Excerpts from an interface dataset
____________________

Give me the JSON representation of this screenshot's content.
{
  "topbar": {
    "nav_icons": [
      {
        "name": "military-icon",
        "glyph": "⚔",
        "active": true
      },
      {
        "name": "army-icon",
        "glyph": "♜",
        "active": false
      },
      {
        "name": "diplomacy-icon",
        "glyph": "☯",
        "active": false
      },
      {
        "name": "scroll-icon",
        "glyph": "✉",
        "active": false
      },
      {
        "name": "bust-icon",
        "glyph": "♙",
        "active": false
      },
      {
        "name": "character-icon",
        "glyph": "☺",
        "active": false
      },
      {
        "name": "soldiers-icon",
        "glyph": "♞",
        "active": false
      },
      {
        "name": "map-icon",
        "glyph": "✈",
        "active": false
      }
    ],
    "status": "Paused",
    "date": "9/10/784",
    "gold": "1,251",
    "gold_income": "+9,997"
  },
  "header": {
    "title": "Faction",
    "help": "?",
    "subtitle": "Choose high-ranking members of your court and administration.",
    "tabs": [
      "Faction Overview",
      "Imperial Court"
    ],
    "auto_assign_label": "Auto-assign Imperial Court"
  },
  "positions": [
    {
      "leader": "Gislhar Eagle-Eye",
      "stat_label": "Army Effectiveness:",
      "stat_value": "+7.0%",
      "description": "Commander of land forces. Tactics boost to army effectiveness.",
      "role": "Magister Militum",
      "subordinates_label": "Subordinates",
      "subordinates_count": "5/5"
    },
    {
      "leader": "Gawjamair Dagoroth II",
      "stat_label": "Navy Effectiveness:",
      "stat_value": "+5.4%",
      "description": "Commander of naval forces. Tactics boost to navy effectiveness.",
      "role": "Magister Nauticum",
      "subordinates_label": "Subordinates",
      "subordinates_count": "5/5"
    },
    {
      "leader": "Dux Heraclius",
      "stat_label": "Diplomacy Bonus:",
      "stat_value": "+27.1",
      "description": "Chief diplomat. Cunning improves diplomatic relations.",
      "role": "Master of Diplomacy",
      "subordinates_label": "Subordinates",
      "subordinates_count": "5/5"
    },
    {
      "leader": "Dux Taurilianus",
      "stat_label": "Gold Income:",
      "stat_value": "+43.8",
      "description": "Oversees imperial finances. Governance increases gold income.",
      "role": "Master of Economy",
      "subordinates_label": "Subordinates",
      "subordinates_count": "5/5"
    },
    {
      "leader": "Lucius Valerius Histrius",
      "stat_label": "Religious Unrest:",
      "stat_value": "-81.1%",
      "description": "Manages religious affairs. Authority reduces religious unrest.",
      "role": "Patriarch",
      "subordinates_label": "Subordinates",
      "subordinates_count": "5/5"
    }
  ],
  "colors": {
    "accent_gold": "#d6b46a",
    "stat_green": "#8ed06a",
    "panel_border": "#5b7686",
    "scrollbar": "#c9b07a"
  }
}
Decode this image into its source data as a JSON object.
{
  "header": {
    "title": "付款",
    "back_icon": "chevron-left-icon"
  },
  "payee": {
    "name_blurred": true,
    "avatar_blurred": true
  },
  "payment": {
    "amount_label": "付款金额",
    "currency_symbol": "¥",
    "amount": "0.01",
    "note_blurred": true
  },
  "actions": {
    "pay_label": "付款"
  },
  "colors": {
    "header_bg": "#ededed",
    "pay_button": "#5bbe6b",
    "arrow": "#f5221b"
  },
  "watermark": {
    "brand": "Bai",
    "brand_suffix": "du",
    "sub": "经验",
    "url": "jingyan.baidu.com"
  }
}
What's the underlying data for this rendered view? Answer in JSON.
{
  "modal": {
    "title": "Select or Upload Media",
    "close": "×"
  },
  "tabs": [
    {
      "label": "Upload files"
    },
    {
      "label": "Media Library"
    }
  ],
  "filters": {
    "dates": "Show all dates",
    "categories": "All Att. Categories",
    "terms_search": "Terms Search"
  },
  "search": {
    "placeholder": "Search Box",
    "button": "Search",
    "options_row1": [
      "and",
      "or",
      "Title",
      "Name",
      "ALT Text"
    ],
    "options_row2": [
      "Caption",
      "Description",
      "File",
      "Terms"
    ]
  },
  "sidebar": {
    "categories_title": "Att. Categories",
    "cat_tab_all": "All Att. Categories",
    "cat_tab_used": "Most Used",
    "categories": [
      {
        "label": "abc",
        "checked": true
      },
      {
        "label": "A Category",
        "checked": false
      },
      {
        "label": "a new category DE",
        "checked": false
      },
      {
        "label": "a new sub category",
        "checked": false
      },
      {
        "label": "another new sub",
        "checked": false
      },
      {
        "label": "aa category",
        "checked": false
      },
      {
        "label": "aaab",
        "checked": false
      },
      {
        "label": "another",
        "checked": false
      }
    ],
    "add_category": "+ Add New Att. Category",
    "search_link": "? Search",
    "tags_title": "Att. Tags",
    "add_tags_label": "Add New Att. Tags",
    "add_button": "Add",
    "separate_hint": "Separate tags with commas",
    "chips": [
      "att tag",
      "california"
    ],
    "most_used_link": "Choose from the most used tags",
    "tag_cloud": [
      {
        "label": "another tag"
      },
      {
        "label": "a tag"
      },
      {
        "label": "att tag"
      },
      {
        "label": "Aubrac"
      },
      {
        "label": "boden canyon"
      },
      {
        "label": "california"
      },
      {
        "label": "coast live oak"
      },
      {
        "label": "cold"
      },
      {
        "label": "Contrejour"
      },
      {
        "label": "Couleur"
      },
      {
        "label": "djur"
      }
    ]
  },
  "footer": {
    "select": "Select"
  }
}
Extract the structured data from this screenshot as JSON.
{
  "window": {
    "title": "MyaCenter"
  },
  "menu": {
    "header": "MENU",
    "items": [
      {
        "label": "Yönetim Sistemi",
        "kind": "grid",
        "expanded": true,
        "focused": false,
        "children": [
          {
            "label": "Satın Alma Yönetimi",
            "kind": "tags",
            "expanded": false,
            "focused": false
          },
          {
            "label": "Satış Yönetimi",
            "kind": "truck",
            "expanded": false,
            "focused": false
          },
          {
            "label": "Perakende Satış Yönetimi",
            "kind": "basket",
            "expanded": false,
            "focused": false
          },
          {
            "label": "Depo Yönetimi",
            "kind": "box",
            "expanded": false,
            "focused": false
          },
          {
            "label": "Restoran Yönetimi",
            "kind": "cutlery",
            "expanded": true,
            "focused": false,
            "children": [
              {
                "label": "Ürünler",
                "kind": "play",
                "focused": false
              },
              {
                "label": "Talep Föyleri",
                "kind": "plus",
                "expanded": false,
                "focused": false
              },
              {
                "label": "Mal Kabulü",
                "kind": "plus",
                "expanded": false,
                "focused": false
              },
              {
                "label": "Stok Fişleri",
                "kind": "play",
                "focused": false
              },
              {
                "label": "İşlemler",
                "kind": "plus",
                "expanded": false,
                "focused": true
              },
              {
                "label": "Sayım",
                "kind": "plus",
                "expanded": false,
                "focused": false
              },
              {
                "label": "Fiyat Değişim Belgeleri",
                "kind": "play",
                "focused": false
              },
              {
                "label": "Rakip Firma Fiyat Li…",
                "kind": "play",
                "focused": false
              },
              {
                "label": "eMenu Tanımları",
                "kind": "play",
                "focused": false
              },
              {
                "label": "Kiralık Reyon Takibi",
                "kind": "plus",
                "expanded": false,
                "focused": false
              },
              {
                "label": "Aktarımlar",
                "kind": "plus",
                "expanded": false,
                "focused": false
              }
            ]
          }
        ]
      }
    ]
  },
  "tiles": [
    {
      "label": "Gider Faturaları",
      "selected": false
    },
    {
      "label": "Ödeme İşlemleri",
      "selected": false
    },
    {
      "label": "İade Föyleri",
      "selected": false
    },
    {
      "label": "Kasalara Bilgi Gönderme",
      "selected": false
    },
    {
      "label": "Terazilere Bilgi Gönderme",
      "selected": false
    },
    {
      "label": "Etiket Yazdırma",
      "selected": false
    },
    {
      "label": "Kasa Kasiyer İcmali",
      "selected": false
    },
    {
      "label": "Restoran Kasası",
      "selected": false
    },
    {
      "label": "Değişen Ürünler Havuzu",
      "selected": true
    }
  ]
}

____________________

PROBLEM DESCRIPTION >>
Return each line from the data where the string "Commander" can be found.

WRITTEN ANSWER >>
      "description": "Commander of land forces. Tactics boost to army effectiveness.",
      "description": "Commander of naval forces. Tactics boost to navy effectiveness.",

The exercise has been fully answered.